The gestation period in lasts for 60-64 days The primary period of the reproductive cycle of the female is called Proestrus and goes on for around 9 days. During this time the females begin to draw in males. The subsequent part is the Estrus when the bitch is receptive to the male. It goes on for around 3 to 11 days. The third part is the Diestrus. Usually, it happens around day 14. In this period the bitch’s discharge changes for distinctive red and reaching its end. The vulva gets back to average, and she will no longer allow mating. The fourth part called the Anestrus. The time span between heat periods ordinarily keeps going around a half year. The litter size ranges between 6 to 8 puppies at a time’
The long-haired variety requires more grooming than the smooth-coated variety for obvious reasons. The long coat has 1-3 long body hair. His ears are covered with thick, long hair that forms a fringe, and his limbs have distinct wings on the backside. The long-haired variety should be brushed two to three times per week and the fringe should be kept free of debris. Monthly baths with high quality shampoo and conditioner are usually enough to keep the coat healthy.
Smooth-coated Russian toys have short, near-perfect, shiny hair without an undercoat or fringe. Regular weekly brushing with a soft brush is recommended as well as occasional bathing so that the smooth layer remains free of dead hair and scaly skin. A daily shammy wipe-down also adds shine to the coat.
Generally, Russian toys agree and are eager to please, allowing them to be trained a lot. However, they are still terriers at heart, can be stubborn, and will try to become owners. His clown-like antics and outgoing friendly personality made him a great candidate for agility and trick-dog competition.

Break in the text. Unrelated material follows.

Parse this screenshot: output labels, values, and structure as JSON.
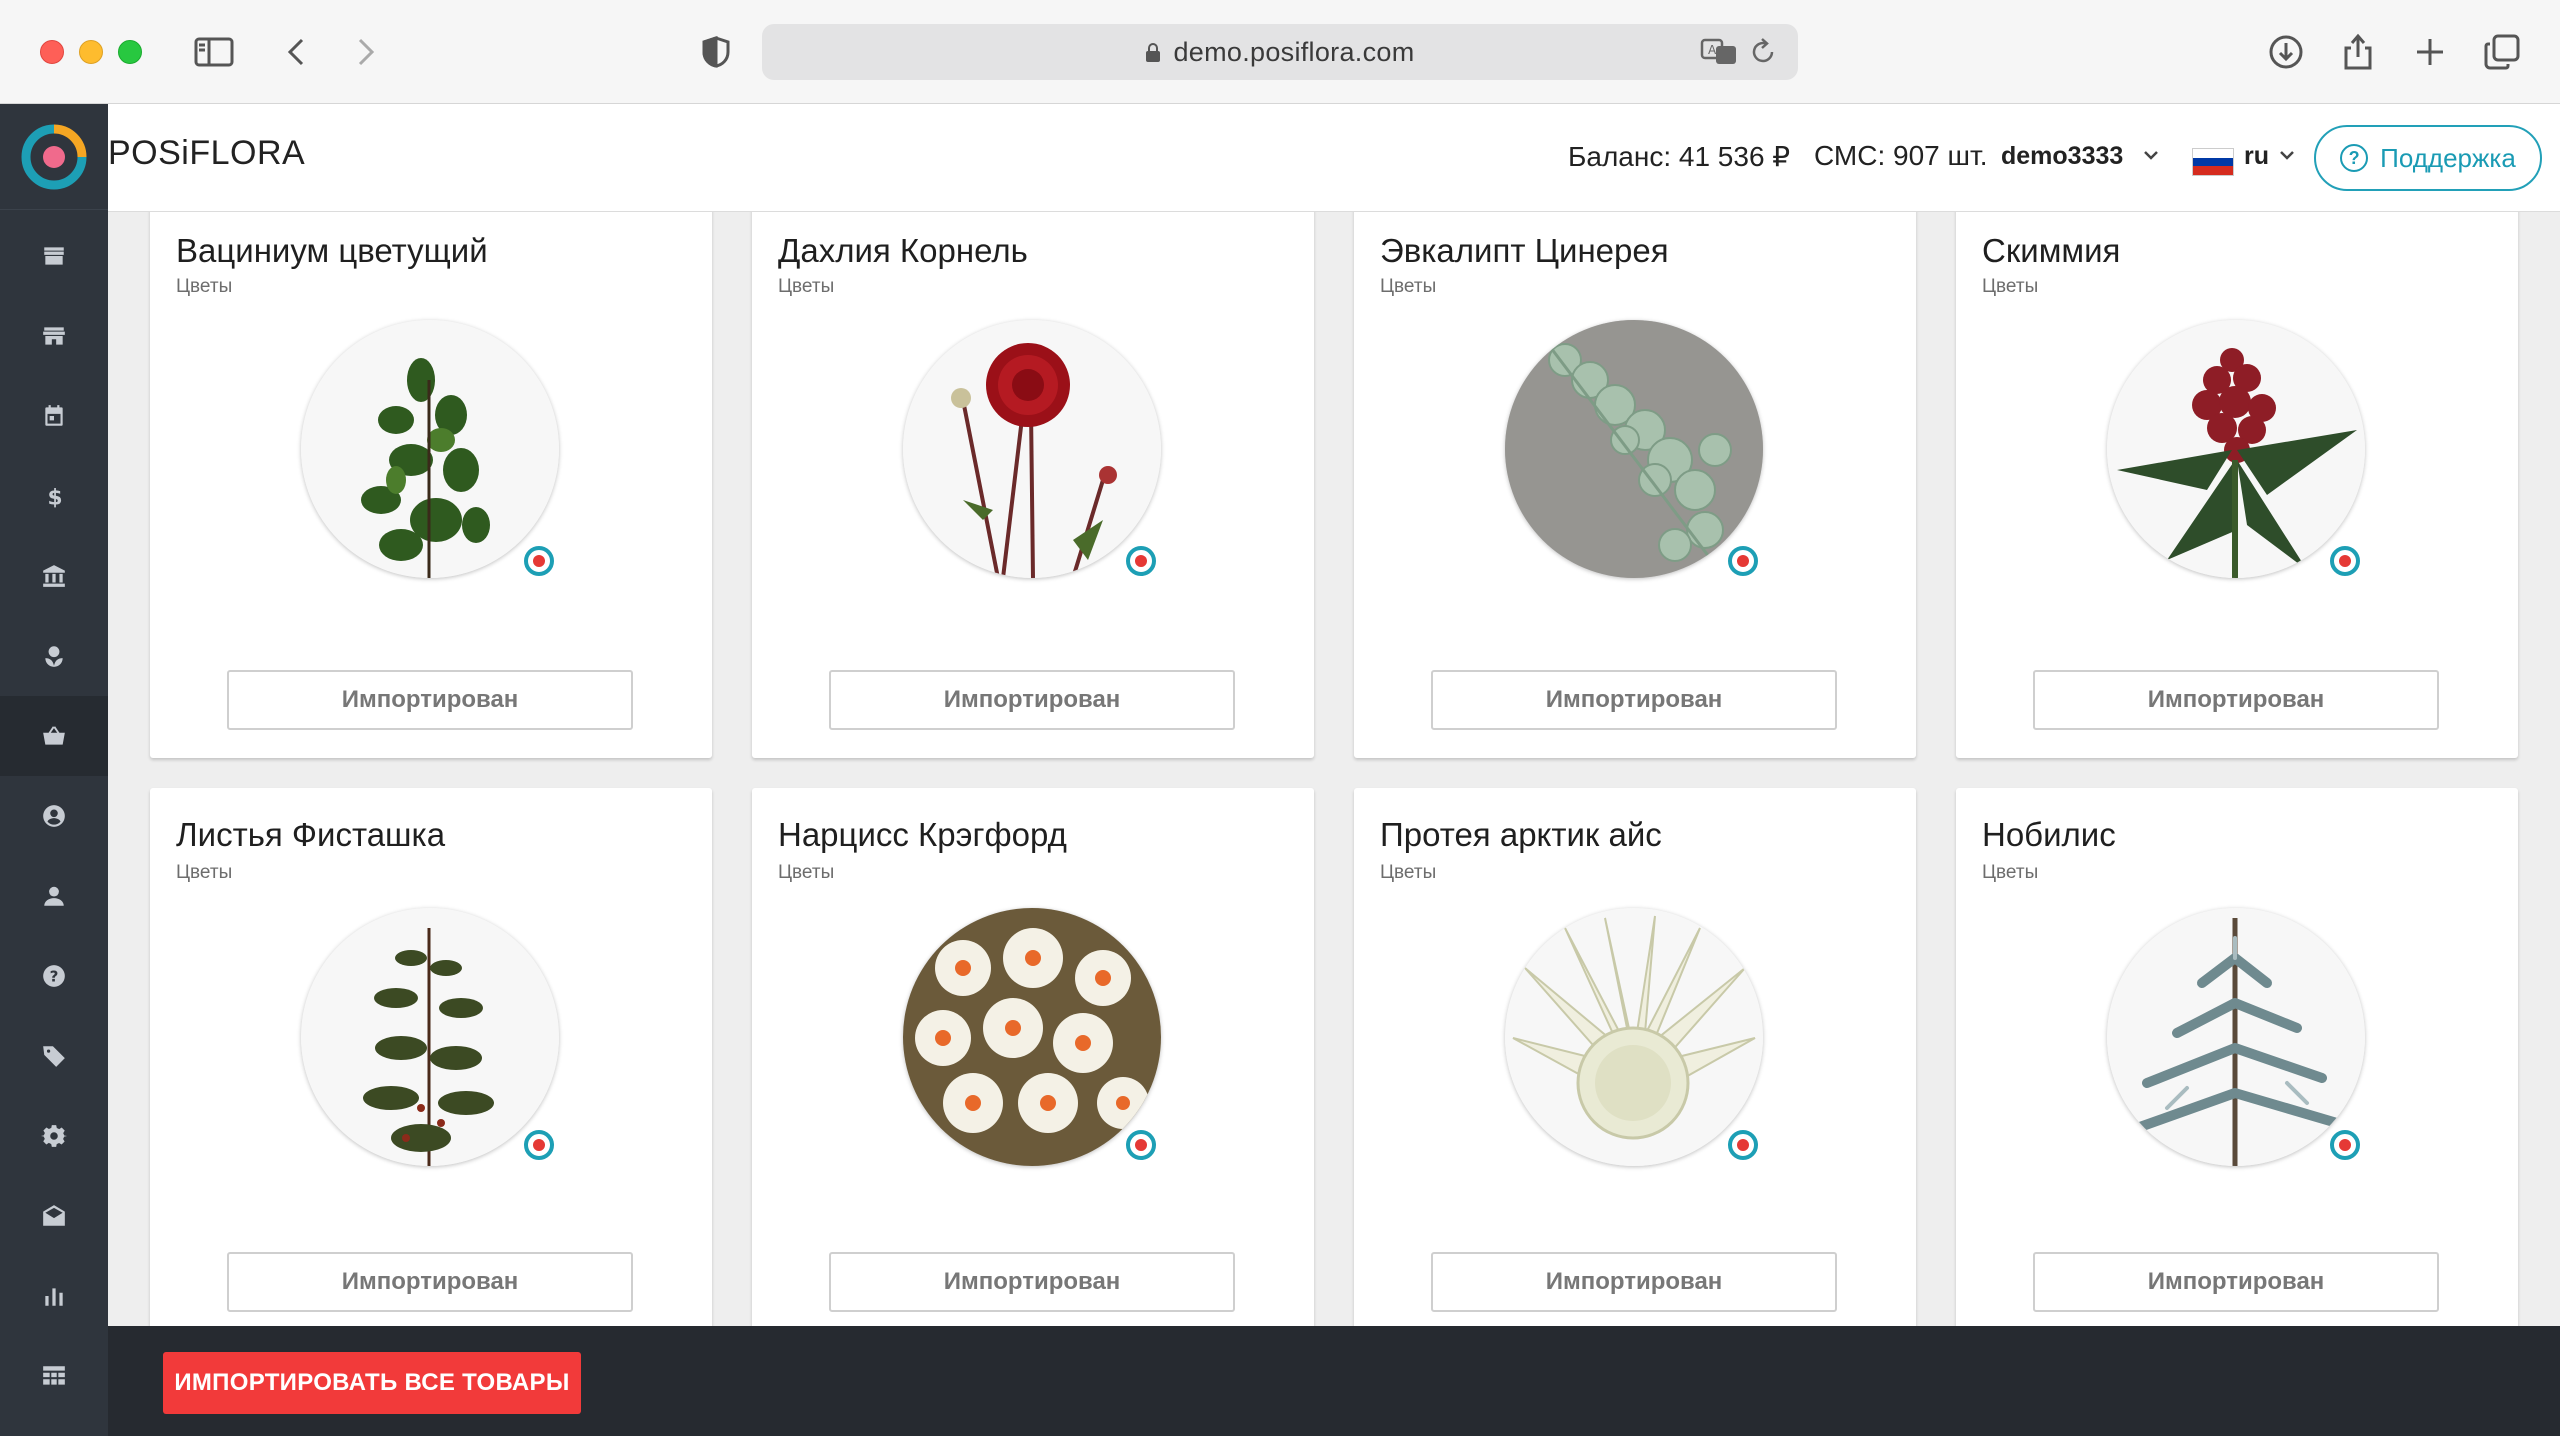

The RTCA, the breed’s AKC parent club, highly recommends the initial socialization of your puppy. Many all-breed kennel clubs, community centers, and vet puppies offer kindergarten classes as well as multiple levels of obedience training.
Russian toys are considered to be of medium high energy. They require regular exercise, but due to their small size, a regular yard or long run is usually sufficient. They like to go on a walk with their humans and like to run and play until they fall on your lap for a long time.
Since smaller dogs have a more delicate neck and trachea than larger dogs, it is recommended that a leash is attached to the harness instead of a collar when walking your Russian toy. It is also recommended that you do not leave a collar or harness on your dandruff while in your home. Sometimes the collar or harness can get stuck on things around the house and can injure your little ones.
The Russian toy should perform well on high quality dog food, whether commercially manufactured (with a very small kibble) or prepared at home with the supervision and approval of your vet. Any diet should be appropriate for the age of the dog (puppy, adult, or senior). Some dogs are at risk of being overweight, so watch your dog’s calorie consumption and weight levels. Treatment training can be an important aid, but giving too much can lead to obesity. Know which human foods are safe for dogs and which are not. Contact your vet if you have any concerns about your dog’s weight or diet. Clean, fresh water must be available at all times.
The Russian toy is an overall healthy breed; Like many toy breeds, their primary health concern is their teeth. Most puppies do not lose all their deciduous (puppy) teeth and require surgical removal of the remaining deciduous teeth by the age of nine months. Periodontal disease, the manufacture of tooth tartar, can begin at the age of one year. Regular dental care such as brushing teeth can reduce plaque and prevent surgical dental cleaning or teeth removal.
Responsible breeders should examine their stock for health conditions such as progressive retinal atrophy (PRA) and patellar laxation, and owners should be aware of the risk of eye injuries, such as ulcers.
Recommended health tests from parent club: